Directions for this task |
Where a line contains the word "title", copy that line from the records below.

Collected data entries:
■ ■ ■ ■ ■

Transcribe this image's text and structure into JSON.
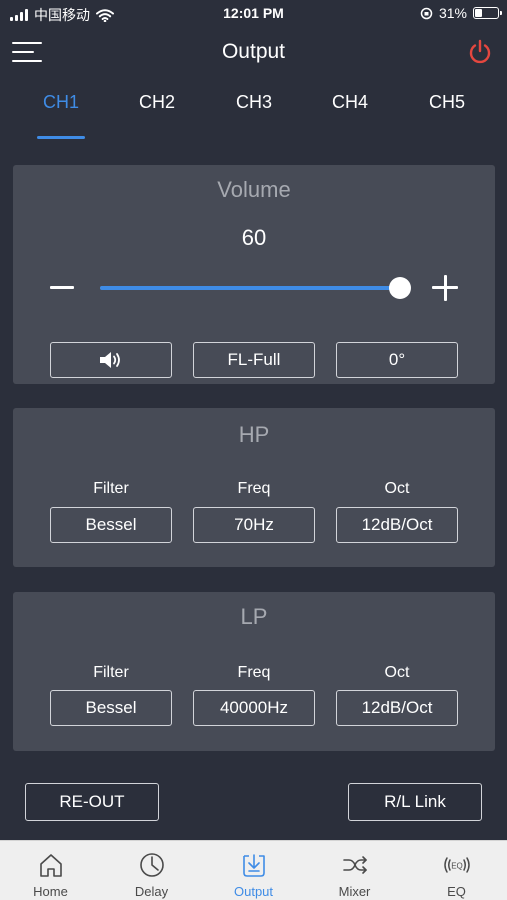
{
  "status_bar": {
    "carrier": "中国移动",
    "time": "12:01 PM",
    "battery": "31%",
    "battery_level": 0.31,
    "icons": [
      "signal-icon",
      "wifi-icon",
      "orientation-lock-icon",
      "battery-icon"
    ]
  },
  "header": {
    "title": "Output",
    "menu_icon": "menu-icon",
    "power_icon": "power-icon"
  },
  "tabs": [
    {
      "label": "CH1",
      "active": true
    },
    {
      "label": "CH2",
      "active": false
    },
    {
      "label": "CH3",
      "active": false
    },
    {
      "label": "CH4",
      "active": false
    },
    {
      "label": "CH5",
      "active": false
    }
  ],
  "volume": {
    "title": "Volume",
    "value": "60",
    "level": 1.0,
    "speaker_icon": "speaker-icon",
    "channel_type": "FL-Full",
    "phase": "0°"
  },
  "hp": {
    "title": "HP",
    "filter_label": "Filter",
    "freq_label": "Freq",
    "oct_label": "Oct",
    "filter": "Bessel",
    "freq": "70Hz",
    "oct": "12dB/Oct"
  },
  "lp": {
    "title": "LP",
    "filter_label": "Filter",
    "freq_label": "Freq",
    "oct_label": "Oct",
    "filter": "Bessel",
    "freq": "40000Hz",
    "oct": "12dB/Oct"
  },
  "actions": {
    "reout": "RE-OUT",
    "rl_link": "R/L Link"
  },
  "nav": [
    {
      "label": "Home",
      "icon": "home-icon",
      "active": false
    },
    {
      "label": "Delay",
      "icon": "clock-icon",
      "active": false
    },
    {
      "label": "Output",
      "icon": "output-icon",
      "active": true
    },
    {
      "label": "Mixer",
      "icon": "shuffle-icon",
      "active": false
    },
    {
      "label": "EQ",
      "icon": "eq-icon",
      "active": false
    }
  ],
  "colors": {
    "background": "#2b2f3b",
    "panel": "#474b56",
    "accent": "#3f8ce6",
    "power": "#e5473f",
    "nav_background": "#efefef"
  }
}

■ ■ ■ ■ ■

Expected answer |
    "title": "Output",
    "title": "Volume",
    "title": "HP",
    "title": "LP",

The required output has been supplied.